Changes in upper elevation stands are less well known. Fire exclusion, which has lasted a little more than a century, may not have affected these forests because historically, crown fires likely occurred at intervals of one or more centuries. In some high-elevation areas, the spruce and fir canopy has died as a result of insect outbreaks that are likely tied to recent climate change.

Quaking aspen forest

Quaking aspen forest has also had relatively few impacts. Livestock grazing occurred (some continues today), and fire exclusion and climate change may have reduced the health of stands. However, there has been little logging or invasion by exotic plants.

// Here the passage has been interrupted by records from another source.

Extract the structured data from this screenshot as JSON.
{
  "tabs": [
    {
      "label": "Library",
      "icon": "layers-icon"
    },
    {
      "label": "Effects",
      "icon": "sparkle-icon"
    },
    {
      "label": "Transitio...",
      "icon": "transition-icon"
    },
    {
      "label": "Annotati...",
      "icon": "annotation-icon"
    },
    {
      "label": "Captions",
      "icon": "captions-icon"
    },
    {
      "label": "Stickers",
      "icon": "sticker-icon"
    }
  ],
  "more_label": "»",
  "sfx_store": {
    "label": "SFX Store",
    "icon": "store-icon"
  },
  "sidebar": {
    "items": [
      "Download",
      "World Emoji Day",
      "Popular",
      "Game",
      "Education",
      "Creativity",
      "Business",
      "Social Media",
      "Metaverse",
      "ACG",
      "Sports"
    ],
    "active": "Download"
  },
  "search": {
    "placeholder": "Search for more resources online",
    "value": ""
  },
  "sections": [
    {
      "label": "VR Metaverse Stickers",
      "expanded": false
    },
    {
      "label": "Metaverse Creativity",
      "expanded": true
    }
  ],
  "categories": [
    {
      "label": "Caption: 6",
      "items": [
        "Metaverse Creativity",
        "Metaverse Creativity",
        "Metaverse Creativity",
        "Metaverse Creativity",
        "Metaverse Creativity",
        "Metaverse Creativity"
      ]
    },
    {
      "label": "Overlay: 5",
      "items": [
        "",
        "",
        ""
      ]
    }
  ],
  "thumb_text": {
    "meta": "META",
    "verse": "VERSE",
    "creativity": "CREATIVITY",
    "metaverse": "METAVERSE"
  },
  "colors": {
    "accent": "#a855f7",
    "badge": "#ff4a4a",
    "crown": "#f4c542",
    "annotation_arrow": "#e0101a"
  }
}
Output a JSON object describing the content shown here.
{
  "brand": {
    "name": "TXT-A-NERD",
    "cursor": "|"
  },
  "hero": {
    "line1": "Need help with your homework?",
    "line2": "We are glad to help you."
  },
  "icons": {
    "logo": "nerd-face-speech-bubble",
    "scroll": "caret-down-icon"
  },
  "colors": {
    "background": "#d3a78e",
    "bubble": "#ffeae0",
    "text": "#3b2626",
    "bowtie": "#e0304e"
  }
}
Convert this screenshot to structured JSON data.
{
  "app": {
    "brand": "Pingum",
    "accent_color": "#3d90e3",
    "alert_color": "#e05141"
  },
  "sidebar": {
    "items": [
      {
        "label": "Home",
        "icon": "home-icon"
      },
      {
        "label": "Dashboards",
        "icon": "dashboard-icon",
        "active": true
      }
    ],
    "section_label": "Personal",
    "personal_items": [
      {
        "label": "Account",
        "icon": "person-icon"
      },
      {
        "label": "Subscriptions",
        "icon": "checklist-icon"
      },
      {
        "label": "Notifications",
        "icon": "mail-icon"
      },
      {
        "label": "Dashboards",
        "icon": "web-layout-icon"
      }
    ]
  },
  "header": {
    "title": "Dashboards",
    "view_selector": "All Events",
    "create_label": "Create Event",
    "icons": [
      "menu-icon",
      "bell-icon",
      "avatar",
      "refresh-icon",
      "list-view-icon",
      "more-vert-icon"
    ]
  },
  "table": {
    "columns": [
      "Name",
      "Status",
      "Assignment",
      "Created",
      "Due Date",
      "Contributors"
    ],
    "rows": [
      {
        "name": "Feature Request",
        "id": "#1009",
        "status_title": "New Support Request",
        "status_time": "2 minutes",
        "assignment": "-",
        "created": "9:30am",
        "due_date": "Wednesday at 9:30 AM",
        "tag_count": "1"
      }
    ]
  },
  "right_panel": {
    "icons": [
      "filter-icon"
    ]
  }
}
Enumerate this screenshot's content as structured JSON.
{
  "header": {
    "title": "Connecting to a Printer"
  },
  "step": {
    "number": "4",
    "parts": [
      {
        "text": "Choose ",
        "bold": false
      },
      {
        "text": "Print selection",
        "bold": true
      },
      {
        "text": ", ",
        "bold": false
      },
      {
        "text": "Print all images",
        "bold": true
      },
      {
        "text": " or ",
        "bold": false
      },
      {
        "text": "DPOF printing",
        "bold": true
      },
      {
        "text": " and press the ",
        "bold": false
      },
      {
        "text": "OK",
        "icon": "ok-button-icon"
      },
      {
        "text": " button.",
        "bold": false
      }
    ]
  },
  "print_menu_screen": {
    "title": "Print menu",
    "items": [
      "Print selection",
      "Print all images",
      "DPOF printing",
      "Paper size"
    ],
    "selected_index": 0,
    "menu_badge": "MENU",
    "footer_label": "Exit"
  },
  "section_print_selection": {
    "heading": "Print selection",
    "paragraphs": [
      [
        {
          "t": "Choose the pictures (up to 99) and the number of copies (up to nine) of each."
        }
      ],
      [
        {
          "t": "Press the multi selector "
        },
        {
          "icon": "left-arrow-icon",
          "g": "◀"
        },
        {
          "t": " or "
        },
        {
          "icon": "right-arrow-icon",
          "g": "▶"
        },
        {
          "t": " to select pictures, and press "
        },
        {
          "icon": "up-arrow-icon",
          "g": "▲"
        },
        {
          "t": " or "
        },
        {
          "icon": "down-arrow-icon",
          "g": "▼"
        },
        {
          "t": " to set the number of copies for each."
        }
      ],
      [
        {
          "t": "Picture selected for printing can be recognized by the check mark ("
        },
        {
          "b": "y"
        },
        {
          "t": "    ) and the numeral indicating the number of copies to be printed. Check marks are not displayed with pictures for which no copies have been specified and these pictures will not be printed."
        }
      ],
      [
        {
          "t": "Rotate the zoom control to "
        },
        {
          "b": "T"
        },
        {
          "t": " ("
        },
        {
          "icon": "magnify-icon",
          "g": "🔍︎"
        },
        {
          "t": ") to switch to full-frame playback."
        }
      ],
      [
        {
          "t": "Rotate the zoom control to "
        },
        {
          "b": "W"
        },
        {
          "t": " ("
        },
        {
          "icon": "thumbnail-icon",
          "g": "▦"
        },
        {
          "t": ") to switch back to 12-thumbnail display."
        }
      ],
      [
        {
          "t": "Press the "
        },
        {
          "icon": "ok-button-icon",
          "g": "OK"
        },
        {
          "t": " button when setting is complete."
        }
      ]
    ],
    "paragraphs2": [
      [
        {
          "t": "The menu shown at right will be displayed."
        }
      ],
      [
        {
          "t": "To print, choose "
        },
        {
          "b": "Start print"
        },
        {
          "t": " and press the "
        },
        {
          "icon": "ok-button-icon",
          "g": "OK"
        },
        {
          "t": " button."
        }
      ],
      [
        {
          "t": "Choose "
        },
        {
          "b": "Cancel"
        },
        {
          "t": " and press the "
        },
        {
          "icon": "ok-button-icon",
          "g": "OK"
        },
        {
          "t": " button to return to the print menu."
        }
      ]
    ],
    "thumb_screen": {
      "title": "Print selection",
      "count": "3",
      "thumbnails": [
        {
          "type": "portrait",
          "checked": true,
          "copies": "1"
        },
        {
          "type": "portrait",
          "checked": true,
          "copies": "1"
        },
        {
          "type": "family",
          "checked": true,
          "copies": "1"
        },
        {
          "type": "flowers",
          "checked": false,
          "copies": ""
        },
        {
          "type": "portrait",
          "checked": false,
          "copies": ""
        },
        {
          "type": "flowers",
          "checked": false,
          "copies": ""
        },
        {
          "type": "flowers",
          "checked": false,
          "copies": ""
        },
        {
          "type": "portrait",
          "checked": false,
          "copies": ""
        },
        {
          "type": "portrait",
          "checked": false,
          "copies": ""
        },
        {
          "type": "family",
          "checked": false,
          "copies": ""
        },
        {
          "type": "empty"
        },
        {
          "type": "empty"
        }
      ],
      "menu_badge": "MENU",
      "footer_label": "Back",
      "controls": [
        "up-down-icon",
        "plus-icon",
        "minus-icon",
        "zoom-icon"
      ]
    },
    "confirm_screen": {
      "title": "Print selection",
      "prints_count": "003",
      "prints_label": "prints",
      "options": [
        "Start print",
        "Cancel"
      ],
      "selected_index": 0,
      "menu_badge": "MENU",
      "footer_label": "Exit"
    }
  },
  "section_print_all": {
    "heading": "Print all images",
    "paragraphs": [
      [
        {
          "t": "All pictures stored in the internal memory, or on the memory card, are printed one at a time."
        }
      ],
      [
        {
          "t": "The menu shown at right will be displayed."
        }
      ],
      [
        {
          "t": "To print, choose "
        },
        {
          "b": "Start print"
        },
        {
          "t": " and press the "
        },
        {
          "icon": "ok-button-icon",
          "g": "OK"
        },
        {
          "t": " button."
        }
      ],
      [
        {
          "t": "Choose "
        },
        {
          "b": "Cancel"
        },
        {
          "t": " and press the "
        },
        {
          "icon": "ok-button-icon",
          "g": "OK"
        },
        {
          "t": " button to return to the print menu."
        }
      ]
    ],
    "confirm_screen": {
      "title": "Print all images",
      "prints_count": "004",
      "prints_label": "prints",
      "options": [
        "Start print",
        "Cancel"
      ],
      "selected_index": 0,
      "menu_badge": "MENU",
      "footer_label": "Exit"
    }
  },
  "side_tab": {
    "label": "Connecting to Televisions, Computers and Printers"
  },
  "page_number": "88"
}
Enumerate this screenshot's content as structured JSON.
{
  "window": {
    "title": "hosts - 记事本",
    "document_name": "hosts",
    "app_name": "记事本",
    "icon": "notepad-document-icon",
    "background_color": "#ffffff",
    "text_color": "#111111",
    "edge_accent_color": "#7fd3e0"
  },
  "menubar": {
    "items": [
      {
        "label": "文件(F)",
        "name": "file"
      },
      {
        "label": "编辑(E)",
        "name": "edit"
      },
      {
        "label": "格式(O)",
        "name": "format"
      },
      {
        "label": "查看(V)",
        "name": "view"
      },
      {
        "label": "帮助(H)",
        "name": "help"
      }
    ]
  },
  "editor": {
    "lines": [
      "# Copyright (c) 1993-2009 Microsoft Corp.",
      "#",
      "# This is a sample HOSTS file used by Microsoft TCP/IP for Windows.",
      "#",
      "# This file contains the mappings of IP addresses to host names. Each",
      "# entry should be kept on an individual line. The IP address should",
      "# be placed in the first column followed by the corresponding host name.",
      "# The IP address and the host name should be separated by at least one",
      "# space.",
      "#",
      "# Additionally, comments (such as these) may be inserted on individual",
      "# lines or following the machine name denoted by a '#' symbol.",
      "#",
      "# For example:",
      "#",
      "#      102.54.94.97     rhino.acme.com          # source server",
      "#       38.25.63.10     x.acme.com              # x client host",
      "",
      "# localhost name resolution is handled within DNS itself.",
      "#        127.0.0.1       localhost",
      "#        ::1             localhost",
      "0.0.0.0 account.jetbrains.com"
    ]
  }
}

The effects of fire exclusion on quaking aspen forest are complex. As described above, landscape-scale crown fires following fire exclusion in mixed conifer forest have resulted in the establishment of large areas of quaking aspen forest. However, fire exclusion (by reducing aspen sprouting and mortality of conifers) may expedite the successional conversion of quaking aspen forest into mixed conifer forest. Fire exclusion is also one of many factors involved in the declining health of stands in many areas of the Southwest. Aspen is not regenerating well due to fire exclusion and grazing of sprouts by livestock and elk. “Sudden aspen decline,” which refers to mortality caused by insects, bark beetles, and canker fungi in response to drought, high temperatures, late frosts, and repeated defoliation by insects, is also affecting stand health (Worrall et al. 2008). The role of climate in affecting insects, bark beetles, and canker fungi suggests sudden aspen decline is related to recent climate change.

Forest managers have attempted restoration of quaking aspen forest on a limited scale. Approaches include prescribed burning and fencing to exclude livestock and elk. Prescribed fires pose a risk of crown fire in adjacent mixed conifer stands, and fencing is costly.

Last updated: October 5, 2016